Alan Broadbent, the co-founder of Global Network for Entrepreneurs With Disabilities, which provides free support to new start-ups by disabled people, explains how the meetings and event industry can be more inclusive and accessible.
Q: What are the main reasons for disabled people finding it difficult to travel to conferences? A: Those operating in the MICE industry overall do not plan for inclusiveness - and disabled business people are more than aware of this.
Scenario: An event/conference publicises that on offer to ‘hosted buyers’ are free flights, airport transfers, hotels, local tours.
Alternative Scenario: An event/conference publicises that on offer to ‘hosted buyers’ are free flights including airport assistance for those with special needs and mobility needs (wheelchairs, scooters, etc.), adapted vehicle airport transfers, hotels with adapted rooms (roll-in showers as standard), and accessible tours for all.
Q: What are the stumbling points? A: The first ‘blockage’ encountered by disabled business people is the lack of compliance with the UK Equality Act 2010. The UK Equality and Human Rights Commission has published a Code of Practice which came into force on 6 April 2011.

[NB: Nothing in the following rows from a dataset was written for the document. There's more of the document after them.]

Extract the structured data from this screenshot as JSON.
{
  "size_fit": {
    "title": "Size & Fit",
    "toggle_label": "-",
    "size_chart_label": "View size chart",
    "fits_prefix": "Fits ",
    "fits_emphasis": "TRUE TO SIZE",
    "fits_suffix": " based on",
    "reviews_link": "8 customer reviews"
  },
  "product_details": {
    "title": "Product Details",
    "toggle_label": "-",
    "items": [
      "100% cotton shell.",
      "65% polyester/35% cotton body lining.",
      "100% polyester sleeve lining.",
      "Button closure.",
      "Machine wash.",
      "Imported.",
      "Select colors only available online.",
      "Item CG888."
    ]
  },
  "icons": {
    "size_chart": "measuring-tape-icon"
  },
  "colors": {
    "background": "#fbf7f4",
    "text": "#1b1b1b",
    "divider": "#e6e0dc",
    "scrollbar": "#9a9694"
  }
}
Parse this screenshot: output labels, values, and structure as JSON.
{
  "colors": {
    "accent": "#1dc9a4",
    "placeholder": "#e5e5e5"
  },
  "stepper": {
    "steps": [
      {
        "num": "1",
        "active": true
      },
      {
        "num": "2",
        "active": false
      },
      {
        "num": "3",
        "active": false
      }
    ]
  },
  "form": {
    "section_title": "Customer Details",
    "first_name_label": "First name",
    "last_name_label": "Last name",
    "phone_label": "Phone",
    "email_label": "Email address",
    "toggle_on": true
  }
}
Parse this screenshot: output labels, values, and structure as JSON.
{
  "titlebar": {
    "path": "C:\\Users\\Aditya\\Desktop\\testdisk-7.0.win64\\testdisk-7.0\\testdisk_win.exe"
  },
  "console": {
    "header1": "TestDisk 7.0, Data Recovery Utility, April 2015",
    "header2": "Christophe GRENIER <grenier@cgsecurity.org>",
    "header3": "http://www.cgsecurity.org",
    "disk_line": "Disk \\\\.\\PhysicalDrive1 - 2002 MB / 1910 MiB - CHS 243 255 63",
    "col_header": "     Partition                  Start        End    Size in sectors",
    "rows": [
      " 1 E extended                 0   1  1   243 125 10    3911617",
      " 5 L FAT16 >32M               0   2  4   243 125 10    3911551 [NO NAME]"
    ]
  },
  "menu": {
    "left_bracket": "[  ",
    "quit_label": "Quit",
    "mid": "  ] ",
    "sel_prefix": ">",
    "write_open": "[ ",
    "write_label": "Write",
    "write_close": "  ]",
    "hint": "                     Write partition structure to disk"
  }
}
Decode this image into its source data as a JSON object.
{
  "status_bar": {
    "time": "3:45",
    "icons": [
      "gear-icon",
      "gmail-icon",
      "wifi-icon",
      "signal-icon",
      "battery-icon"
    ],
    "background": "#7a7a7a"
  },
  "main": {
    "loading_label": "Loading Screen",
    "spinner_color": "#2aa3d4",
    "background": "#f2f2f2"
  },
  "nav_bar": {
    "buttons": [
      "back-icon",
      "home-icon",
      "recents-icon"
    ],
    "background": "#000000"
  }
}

Q: What can event planners do to help more? A: It is not a case of what event planners can do to help more but how they can comply with their legal obligations to avoid litigation for non-compliance. The key to an event that is inclusive and accessible is to ensure that being inclusive is inherent in all stages of planning from concept to completion. This requires that all involved in an organisation are committed to inclusiveness and this starts with an organization creating an Access Statement.
Planning is not restricted to physical access as it also relates to access to materials such as pre-event publicity, websites, telephone, ticketing, and on-site services such as catering, AVA facilities, etc. It also includes information you supply to all involved in a project, this may include speakers, chairpersons, the staff at a venue (are they trained in awareness of disability needs?), attendees, exhibitors, etc.
Another key element of the planning process is to recognise that disabilities are not always visible and that many attendees/delegates arriving at an event may have hidden or temporary disabilities.
Example: Your keynote speaker arrives in a wheelchair after breaking a leg in a skiing accident, this is a visible temporary disability, with effective pre-planning access to a stage or speaker’s podium should not pose a difficulty; failing to provide suitable access would be embarrassing both for the speaker and the event organiser.
A resistance to being all-inclusive, usually with cost being quoted as the main factor
Q: What are the legal obligations for event planners to make events and conferences more accessible?A: The question for the UK provider is “How does the UK Equality Act 2010 affect event organisers? The act states that “Direct discrimination occurs where, because of disability, a person receives worse treatment than someone who does not have a disability. The act is intended to stop people being denied a service, or receiving a worse service, because of prejudice.” Providers should take reasonable steps to find whether someone is disabled pre-event. If an event/conference originates in the UK or is to be held in a country other than the UK but the managing events/conference company is UK-based, then the UK Equality Act 2010 applies to their activities.
Q: Can you tell me about your experiences of promoting disabled travel in the meetings market A: There is an overall resistance to being all-inclusive, usually with the cost being quoted as the main factor as to why inclusiveness has not been on the planning agenda. Resistance to change and the old chestnut, “we are never asked for these services.”
Q: Does it cost more to have an event be more accessible? A: Cost is not a factor per se as an event has to be accessible. There are no ifs, maybes or buts. There is however a Reasonable Adjustment clause in the legislation that eases the inclusion aspect of planning an event/exhibition. The Equality Act 2010 imposes a duty on service providers to make “reasonable adjustments” to enable disabled persons to access their services.
Q: What is a reasonable adjustment? A: The code suggests that “factors which might be taken into account include: the service provider’s financial and other resources; the number of resources already spent on making adjustments; and the extent of any disruption which taking the steps would cause the service provider.”
Q: Do you have any good examples where event planners have really taken this on board?A: I was engaged by Pacific World as a consultant to assist in making the then EIBTM, now IBTM event accessible for all. Pacific World created an Access Statement, included all event planners in the adoption of access for all process. IBTM offers a comprehensive service to those persons attending their event in Barcelona. The results have been impressive. Based on my calculations approximately two per cent of hosted buyers have acknowledged they have a disability and have taken advantage of the services available.
A desire to travel led Holly Patrick to the business meetings and events world and she’s never looked back. Holly takes a particular interest in event sustainability and creating a diverse and inclusive industry. When she’s not working, she can be found rolling skating along Brighton seafront listening to an eclectic playlist, featuring the likes of Patti Smith, Sean Paul, and Arooj Aftab.